9 Surprising things affected by climate change


12th Jul 2019 Life

9 Surprising things affected by climate change

Whether we're conscious of it or not, climate change affects way more than the temperature. Here are nine unexpected ways climate change is shaping our world. 

Beer, tea and mental health are just two three of the surprising things that are affected by climate change according to the Climate Coalition.
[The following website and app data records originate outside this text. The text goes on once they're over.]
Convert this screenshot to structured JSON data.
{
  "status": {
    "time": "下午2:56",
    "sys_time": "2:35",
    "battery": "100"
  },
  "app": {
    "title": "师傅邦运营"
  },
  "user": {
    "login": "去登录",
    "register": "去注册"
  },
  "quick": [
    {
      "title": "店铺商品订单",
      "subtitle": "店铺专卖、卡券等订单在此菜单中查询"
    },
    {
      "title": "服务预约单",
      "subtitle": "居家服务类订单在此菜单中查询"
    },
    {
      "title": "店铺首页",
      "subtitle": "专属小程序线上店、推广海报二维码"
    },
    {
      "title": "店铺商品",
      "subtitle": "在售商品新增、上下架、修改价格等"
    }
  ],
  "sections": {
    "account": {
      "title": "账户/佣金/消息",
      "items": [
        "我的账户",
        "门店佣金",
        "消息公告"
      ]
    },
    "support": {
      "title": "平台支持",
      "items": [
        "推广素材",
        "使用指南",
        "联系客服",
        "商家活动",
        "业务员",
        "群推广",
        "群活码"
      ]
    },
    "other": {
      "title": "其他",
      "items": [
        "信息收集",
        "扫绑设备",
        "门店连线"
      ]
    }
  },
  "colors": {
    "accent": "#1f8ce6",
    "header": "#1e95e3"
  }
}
They've shared the information following the government’s commitment to eradicate its net contribution to climate change by 2050, the foundations of which are laid down by the Clean Growth Grand Challenge, part of the Modern Industrial Strategy.

surprising effects climate change

Clara Goldsmith, campaigns director from the Climate Coalition, said: “We know that climate change is already having immense impacts, both in the UK and elsewhere in the world, as we see an increase in extreme weather events—from the 2018 heatwaves to wildfires in the Arctic Circle, increased flooding and rising sea levels. But it's also having an impact on many things that might surprise us, like mental health, allergies or tea as climate change permeates so many aspects of our lives. It's vital that we end our contribution to climate change as soon as possible to avoid the worst of these effects—that's why the government's announcement to set a legally binding target to reach net zero emissions by 2050 was widely welcomed.”


1. Beer

pint of beer
Photo by Seth Weisfeld

The good old pint is not exempt from the impacts of climate change. In addition to water shortages, brewers are growing increasingly concerned about the second key ingredient—barley.

Droughts in the UK significantly damage barley crops, along with other grains. The production and quality of hops are similarly threatened by increasing temperatures.


2. Allergies

climate change making hayfever worse
Photo by Lukasz Szmigiel

Allergies are expected to worsen. Pollen is produced at a higher rate when plants are exposed to warmer temperatures and higher levels of CO2, two hallmarks of our changing climate.

Not only this, but higher temperatures may lengthen the period in which plants produce pollen.


3. Tea production

tea climate change
Photo by Sylwia Bartyzel

It may be a national staple, but tea production is due to be drastically influenced by climate change, with key regions set to experience significant reductions in production as a result of warming temperatures.

The quality of our favourite beverage is also expected to decline.


4. Food expiration

food will go off quicker
Photo by 

In a warming climate food will expire faster as the bacteria responsible for making your food go mouldy multiplies faster in higher temperatures.

This will add to the 7 million tons of food thrown out by UK households every year.


5. Our beaches


Miles of the UK’s most beautiful beaches may be lost.

Higher global temperatures have a direct impact on rising sea levels, which cause cliffs to collapse, and beaches to flood.


6. Mental health

mental health climate change

Around 1 in 4 adults in the UK will experience a mental health illness in their lifetime, and it is likely climate change will contribute.

Climate change exposes communities to extreme weather events, including severe flooding and heatwaves, which can leave individuals vulnerable to mental health illnesses, such as anxiety and depression.


7. Sport


With flooded football pitches and rained off cricket matches, climate change is disrupting some of our most loved sports.

Winter sports are similarly threatened, with milder winters set to reduce snowfall—some of Scotland’s top resorts are now forced to spend thousands of pounds on artificial snow.


8. Car accidents

Several studies have found a relationship between increased temperatures and fatal car accidents, with hot weather making drivers fatigued.

As heatwaves are expected to increase in frequency and severity in the UK, car crashes may, unfortunately, become more frequent over the coming years.


9. Home insurance

Extreme weather events are set to become more frequent due to climate change. To make matters worse, the aftermath of such events are plagued by difficulties claiming home insurance.

In the US, thousands lost coverage after extreme weather, while closer to home, insurance premiums have already increased by 7.6%.


Get involved in Green Great Britain & Northern Ireland Week 2019, which runs from 4-8 November. Find out more at greengb.campaign.gov.uk